You don’t have to live in California, or even America, to hear about the outcries and the tensions behind the incredible prison overcrowding in this state. It is one of the many problems (although the list of California’s major problems is probably long enough to be a substantially long novel in and of itself) this state and economy has been facing, with the mandate from the Federal Supreme court still demanding that the state must reduce its prison occupancy by about 7,000-10,000 inmates by the end of 2013.
While a five month window (rightly) has many policy makers focusing on how to resolve this tricky dilemma, this crisis causes one to wonder: is the problem the result of too much crime… or too much punishment?
While the Golden State itself has had plenty of criticism for its “Three Strikes” and other laws that many are trying to repeal, the matter of overcrowding, especially if many of these inmates are incarcerated for non-violent, and “non-serous crimes” as their liberators purport, causes one to ask:
“What is the purpose of punishment?”
The conversation on this topic in Christendom in the West has typically been steered by the likes of Aristotle and Anselm. For centuries, study and understanding of “justice” has been restricted to meaning punishment and recompense for evil deeds. Punishment is the practice of a contractual relationship between judge and subject.
But, does God not also have restoration as a purpose to his punishment? Is not the promise of catacalysmic judgment of wickedness and sin, and the re-creation of a new heaven and new earth, not all a part of a larger salvific plan to restore the world to a state free from sin as it once was? Certainly, many a martyr (certainly many a Jew and OT prophet) found extreme hope in knowing that punishment is the means by which new creation an occur.
But, perhaps judgment can bring about new creation upon its subject, and not just leave a new beginning in its wake. Certainly, if we think of judgment as discipline, we see how the example of the father punishing a son is a model of love and positive transformation (albeit through painful means).
Yet, perhaps we are too quick to put our conscience at peace to consider that punishment might be both retributive and restorative.

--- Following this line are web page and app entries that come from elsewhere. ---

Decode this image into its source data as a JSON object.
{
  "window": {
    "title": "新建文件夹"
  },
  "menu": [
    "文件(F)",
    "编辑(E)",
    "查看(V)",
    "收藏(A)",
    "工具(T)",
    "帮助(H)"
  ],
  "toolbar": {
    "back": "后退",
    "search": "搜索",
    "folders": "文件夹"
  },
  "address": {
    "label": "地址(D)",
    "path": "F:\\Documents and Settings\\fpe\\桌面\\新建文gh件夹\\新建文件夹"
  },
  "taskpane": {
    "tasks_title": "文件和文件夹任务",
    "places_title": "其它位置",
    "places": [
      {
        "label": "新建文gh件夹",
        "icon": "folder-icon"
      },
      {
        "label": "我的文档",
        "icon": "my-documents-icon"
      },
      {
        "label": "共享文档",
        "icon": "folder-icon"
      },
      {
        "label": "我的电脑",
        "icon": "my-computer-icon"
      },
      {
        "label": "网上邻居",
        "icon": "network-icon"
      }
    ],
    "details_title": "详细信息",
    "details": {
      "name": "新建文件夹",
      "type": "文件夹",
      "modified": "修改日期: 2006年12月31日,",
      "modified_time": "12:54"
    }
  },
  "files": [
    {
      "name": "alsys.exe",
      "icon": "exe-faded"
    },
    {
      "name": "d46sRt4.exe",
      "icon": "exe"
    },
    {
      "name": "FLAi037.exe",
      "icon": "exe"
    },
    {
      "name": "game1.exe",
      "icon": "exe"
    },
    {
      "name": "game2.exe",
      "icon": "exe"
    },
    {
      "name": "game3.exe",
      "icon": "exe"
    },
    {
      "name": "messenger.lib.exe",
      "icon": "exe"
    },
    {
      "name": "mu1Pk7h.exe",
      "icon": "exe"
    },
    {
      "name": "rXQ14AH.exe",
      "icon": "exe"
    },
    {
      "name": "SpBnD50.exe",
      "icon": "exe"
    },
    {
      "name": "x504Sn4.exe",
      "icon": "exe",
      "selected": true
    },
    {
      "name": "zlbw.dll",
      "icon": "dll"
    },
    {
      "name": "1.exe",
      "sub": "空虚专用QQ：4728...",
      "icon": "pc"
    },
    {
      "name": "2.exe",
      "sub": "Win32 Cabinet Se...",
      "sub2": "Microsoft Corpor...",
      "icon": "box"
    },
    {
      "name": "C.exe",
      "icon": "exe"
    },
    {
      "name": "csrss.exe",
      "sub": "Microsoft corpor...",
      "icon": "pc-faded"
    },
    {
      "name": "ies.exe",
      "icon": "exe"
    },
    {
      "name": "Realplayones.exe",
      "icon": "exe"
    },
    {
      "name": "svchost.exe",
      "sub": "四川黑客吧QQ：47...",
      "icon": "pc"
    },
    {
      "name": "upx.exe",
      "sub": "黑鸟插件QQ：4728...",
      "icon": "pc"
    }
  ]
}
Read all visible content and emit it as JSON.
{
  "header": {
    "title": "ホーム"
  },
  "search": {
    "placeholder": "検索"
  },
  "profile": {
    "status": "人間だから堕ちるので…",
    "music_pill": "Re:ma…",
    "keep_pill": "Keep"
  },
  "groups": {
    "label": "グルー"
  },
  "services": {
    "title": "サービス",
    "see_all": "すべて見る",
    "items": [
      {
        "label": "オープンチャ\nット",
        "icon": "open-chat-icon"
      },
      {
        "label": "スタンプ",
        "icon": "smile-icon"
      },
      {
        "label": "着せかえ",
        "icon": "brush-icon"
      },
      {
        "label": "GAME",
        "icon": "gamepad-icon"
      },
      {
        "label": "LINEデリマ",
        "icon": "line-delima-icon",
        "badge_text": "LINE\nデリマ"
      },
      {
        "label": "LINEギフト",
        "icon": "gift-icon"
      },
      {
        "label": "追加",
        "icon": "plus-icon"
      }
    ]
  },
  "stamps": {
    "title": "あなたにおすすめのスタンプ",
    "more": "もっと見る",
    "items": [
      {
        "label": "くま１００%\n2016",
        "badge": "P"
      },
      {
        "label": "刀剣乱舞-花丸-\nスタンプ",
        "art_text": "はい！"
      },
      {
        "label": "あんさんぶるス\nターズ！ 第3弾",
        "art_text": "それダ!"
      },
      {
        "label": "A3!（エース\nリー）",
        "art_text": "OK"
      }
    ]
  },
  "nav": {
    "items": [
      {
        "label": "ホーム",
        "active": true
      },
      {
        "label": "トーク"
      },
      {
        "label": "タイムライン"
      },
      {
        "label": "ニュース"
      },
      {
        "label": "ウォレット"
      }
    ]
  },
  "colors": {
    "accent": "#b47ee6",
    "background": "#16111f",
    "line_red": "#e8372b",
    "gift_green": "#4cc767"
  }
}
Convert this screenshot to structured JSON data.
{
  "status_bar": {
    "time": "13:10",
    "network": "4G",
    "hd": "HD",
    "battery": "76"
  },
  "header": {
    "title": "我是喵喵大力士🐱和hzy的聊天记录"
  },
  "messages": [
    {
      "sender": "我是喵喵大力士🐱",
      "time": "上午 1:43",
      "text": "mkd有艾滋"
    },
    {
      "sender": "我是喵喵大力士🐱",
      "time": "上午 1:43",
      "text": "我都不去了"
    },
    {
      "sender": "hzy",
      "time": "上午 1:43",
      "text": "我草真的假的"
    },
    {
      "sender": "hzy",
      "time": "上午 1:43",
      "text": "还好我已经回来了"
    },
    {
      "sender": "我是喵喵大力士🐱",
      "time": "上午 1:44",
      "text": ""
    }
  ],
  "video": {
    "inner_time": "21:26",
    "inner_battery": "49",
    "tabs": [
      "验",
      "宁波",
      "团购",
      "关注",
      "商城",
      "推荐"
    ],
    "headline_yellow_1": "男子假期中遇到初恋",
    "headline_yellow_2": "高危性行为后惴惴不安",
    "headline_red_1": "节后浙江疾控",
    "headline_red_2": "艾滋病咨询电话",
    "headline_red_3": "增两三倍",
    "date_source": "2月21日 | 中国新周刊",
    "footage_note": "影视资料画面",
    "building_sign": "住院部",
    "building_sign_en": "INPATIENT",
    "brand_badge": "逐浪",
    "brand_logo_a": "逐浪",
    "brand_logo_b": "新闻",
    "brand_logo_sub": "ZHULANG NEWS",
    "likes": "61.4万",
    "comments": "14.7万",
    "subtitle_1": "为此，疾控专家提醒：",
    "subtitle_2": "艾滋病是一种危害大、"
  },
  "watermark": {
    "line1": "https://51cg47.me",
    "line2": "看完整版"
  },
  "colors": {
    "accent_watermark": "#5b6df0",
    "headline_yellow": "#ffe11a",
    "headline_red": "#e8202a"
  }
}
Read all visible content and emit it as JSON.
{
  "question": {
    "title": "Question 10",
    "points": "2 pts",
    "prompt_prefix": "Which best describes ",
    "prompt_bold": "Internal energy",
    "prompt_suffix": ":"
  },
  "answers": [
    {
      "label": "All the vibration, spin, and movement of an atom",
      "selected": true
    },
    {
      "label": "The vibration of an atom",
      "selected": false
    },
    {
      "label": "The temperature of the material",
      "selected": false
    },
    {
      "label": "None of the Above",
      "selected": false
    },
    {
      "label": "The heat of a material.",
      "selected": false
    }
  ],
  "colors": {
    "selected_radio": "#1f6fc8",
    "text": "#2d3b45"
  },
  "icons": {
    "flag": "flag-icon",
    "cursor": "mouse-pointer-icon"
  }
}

Certainly, one cannot ignore the biblical data that calls for judgment upon the wicked, and recognizes that there is a righteousness with such a reaping. Yet, as Michael Bird helpfully reminds, God’s covenants with man are both relational and contractual.
Helpful, perhaps, for continuing the conversation in the theological realm, where we talk about God’s relationship and purposes with man. But, what is the interplay between God’s purposes in punishment, and how men and their governments are supposed to wield God’s instruction to govern righteously, without overstepping God’s position as the ultimate judge?
So then, contextualizing these thoughts into the problems that line our headlines today, what is the purpose of prison? To lock dangerous people away from potential victims? To create and experience of punishment intended to bring around restoration and rehabilitation? Or, is separation from society at large (or in the case of solitary confinement, separation from society-period) an appropriate biblical model of retributive punishment to match the severity of the crime committed?
Well, enough questions- how about some ideas. Not that this intends to be a 250 word answer to all of California’s overcrowding dilemmas, but perhaps it sparks ideas on how a retributive/ restorative theology of punishment can take some 21st century application.
With regards to “violent crimes,” for the protection of other innocent lives and in order to practice stewardship of the common peace, perhaps incarceration, and appropriate isolation, not only keeps the “problem away,” but it identifies the geography of restoration as the prison itself. It sees more than justifiable that necessary precautions of pirson guard self-protection be maintained, perhaps here, the pastor, the psychologist, the case worker, comes to bring the offer and the love that can change a heart directly and intentionally to him (or her).
With regards to many others (i.e. the proverbial “3 Strikes Victim” who’s third account was stealing a pair of gloves from Home Depot), perhaps punishment looks less like cleaning up the sides of California freeways (although I’m graeful for this service- Los Angeles looks dilapidated enough from the interstates even when they are regularly cleaned), and more like providing the work, the funds, the sacrifice, or other means of paying for and otherwise even improving whatever was damaged or destroyed in the wake of their crimes. Maybe instead of filing a bankruptcy for fraudulent business activity, the punishment is to adequately pay for 150% of what was destroyed, and to have the life that is rightly punished learns to drengs of what they have cost those they hurt. And for damages and debts that “one man could never repay,” perhaps it’s a lifetime of working to rectify this appropriately. Old dreams and old ambitions then become the sacrifice of lives constrained to justice’s demands.
Yet, with almost infinite permutations of sin an crime imaginable, I believe these ideas that many likely share will suffer greatly under the scrutiny or application towards many real life scenarios.
With that-where do you weight in?